Data records for software interfaces
○ ○ ○ ○ ○
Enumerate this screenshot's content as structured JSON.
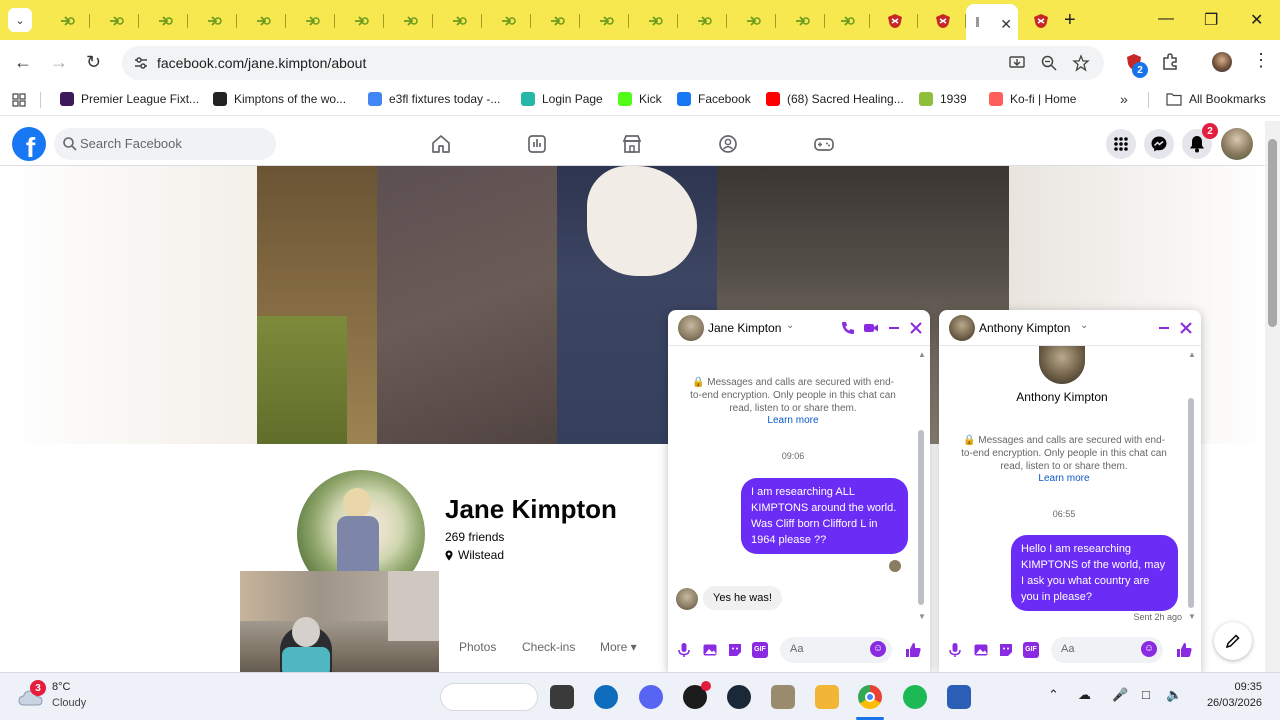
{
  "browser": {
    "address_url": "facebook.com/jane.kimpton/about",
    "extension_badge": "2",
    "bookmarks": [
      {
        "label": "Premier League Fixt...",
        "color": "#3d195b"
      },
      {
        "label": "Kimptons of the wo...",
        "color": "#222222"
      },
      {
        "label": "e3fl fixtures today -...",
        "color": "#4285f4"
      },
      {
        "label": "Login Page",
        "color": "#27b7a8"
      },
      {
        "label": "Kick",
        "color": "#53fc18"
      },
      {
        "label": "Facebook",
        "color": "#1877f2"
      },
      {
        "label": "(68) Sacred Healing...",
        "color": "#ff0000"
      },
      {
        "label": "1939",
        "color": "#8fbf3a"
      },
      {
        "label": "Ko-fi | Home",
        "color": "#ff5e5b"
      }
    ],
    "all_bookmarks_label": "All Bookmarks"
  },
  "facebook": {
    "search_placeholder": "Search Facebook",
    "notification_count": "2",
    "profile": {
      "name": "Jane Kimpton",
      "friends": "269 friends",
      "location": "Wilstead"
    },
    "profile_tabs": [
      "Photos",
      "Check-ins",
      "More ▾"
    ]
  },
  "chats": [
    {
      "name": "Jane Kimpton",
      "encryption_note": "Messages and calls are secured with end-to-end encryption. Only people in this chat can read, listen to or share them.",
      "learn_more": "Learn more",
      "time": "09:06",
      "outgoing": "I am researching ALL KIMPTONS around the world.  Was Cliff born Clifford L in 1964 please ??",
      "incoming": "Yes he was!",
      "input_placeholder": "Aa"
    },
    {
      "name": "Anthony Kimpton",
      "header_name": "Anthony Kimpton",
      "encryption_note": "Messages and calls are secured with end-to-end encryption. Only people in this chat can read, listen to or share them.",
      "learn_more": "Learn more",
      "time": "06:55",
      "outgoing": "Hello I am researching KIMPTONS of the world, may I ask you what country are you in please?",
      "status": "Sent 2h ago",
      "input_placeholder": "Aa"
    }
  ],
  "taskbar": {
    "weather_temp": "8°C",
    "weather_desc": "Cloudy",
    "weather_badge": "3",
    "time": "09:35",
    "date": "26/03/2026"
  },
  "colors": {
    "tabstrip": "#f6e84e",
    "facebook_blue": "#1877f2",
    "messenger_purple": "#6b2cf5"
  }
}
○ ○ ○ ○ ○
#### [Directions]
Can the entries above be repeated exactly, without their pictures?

#### [Answer to this exercise]
Enumerate this screenshot's content as structured JSON.
{
  "browser": {
    "address_url": "facebook.com/jane.kimpton/about",
    "extension_badge": "2",
    "bookmarks": [
      {
        "label": "Premier League Fixt...",
        "color": "#3d195b"
      },
      {
        "label": "Kimptons of the wo...",
        "color": "#222222"
      },
      {
        "label": "e3fl fixtures today -...",
        "color": "#4285f4"
      },
      {
        "label": "Login Page",
        "color": "#27b7a8"
      },
      {
        "label": "Kick",
        "color": "#53fc18"
      },
      {
        "label": "Facebook",
        "color": "#1877f2"
      },
      {
        "label": "(68) Sacred Healing...",
        "color": "#ff0000"
      },
      {
        "label": "1939",
        "color": "#8fbf3a"
      },
      {
        "label": "Ko-fi | Home",
        "color": "#ff5e5b"
      }
    ],
    "all_bookmarks_label": "All Bookmarks"
  },
  "facebook": {
    "search_placeholder": "Search Facebook",
    "notification_count": "2",
    "profile": {
      "name": "Jane Kimpton",
      "friends": "269 friends",
      "location": "Wilstead"
    },
    "profile_tabs": [
      "Photos",
      "Check-ins",
      "More ▾"
    ]
  },
  "chats": [
    {
      "name": "Jane Kimpton",
      "encryption_note": "Messages and calls are secured with end-to-end encryption. Only people in this chat can read, listen to or share them.",
      "learn_more": "Learn more",
      "time": "09:06",
      "outgoing": "I am researching ALL KIMPTONS around the world.  Was Cliff born Clifford L in 1964 please ??",
      "incoming": "Yes he was!",
      "input_placeholder": "Aa"
    },
    {
      "name": "Anthony Kimpton",
      "header_name": "Anthony Kimpton",
      "encryption_note": "Messages and calls are secured with end-to-end encryption. Only people in this chat can read, listen to or share them.",
      "learn_more": "Learn more",
      "time": "06:55",
      "outgoing": "Hello I am researching KIMPTONS of the world, may I ask you what country are you in please?",
      "status": "Sent 2h ago",
      "input_placeholder": "Aa"
    }
  ],
  "taskbar": {
    "weather_temp": "8°C",
    "weather_desc": "Cloudy",
    "weather_badge": "3",
    "time": "09:35",
    "date": "26/03/2026"
  },
  "colors": {
    "tabstrip": "#f6e84e",
    "facebook_blue": "#1877f2",
    "messenger_purple": "#6b2cf5"
  }
}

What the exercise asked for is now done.